Although my professor has made us aware of TB, I was drawn to know more about it after my sister returned from a two-year humanitarian trip to Kyrgyzstan, an old Soviet Bloc country. She was working among a population who had struggled with tuberculosis for decades. As her service commitment ended and left the country, she had tested negative for TB. She then spent a little more than a month traveling throughout India and Thailand on her way back to America. Once she returned, she eventually applied for a job at a local hospital which required a new TB test. This time the result was positive for a tuberculosis infection. After a chest x-ray, it was decided that my sister had the latent form of the disease, so her health was not compromised. Regardless, her doctors put her on a treatment of Rifampin for four months to ensure that the bacteria would not begin propagating and cause tubercles on her lungs.
She successfully completed her treatment and is still healthy today. All during the period of her treatment, I could not stop wondering why there should be three different medications for four months of treatment in patients with active tuberculosis and that they need to be taken for such an extended period of time!It seems as if 130 years should be enough time for scientists to discover an effective medicine.
My sister was a lucky person to have the resources readily available to her to combat the disease before it became a problem. Every year, more than 1.3 million people die from tuberculosis . In addition, over 9.4 million people are newly infected each year , and unfortunately, treatment is not readily accessible to all of these people. I wonder if you were here, could you come up with a drug which shortens the treatment. I was told that philanthropic organizations, such as the Bill Gates Foundation, prefer to give funding to this kind of research proposal. In my biology class, where I heard your name for the first time, I learned that science is only able to go forward with enough funding and support to allow for new developments.Although we have multi-drug resistance TB and extremely drug resistance TB , as well as TB being the primary killer of HIV/AIDS patient , researchers are not yet getting enough funding to combat this disease or even to shorten the needed period of treatment”.

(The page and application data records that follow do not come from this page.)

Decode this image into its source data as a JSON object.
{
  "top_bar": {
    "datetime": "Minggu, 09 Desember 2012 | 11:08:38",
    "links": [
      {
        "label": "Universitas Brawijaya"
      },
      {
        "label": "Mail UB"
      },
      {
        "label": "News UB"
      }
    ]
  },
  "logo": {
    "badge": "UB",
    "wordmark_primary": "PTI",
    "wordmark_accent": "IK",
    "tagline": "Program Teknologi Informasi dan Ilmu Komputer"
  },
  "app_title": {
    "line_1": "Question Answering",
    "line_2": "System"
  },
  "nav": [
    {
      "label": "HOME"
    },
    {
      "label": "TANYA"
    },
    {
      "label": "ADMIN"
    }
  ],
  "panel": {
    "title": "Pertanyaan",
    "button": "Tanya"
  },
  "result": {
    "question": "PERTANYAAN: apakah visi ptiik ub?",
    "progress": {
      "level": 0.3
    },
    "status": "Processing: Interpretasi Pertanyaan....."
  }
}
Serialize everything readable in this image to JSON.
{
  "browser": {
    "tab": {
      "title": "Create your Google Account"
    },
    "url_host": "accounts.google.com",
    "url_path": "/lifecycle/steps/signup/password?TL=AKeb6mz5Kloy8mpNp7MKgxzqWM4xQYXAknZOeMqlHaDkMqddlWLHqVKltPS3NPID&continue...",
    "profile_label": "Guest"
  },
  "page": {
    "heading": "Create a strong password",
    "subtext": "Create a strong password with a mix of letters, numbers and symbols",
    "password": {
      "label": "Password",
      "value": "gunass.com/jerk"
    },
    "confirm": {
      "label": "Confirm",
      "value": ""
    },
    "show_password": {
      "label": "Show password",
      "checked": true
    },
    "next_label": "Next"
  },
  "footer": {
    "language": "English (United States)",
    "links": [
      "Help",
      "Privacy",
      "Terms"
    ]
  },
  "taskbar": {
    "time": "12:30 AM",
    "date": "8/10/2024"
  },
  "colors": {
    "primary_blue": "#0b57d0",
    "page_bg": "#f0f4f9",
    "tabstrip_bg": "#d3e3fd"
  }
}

Max has since graduated with an A.Sc. degree from Harold Washington College and has transferred to UIC and is currently in his final year of studies towards getting his B.Sc. degree. He has been working as a student lab technician in the Institute for Tuberculosis Research (ITR) located at College of Pharmacy for over two years. The love for doing research on TB is indeed contagious!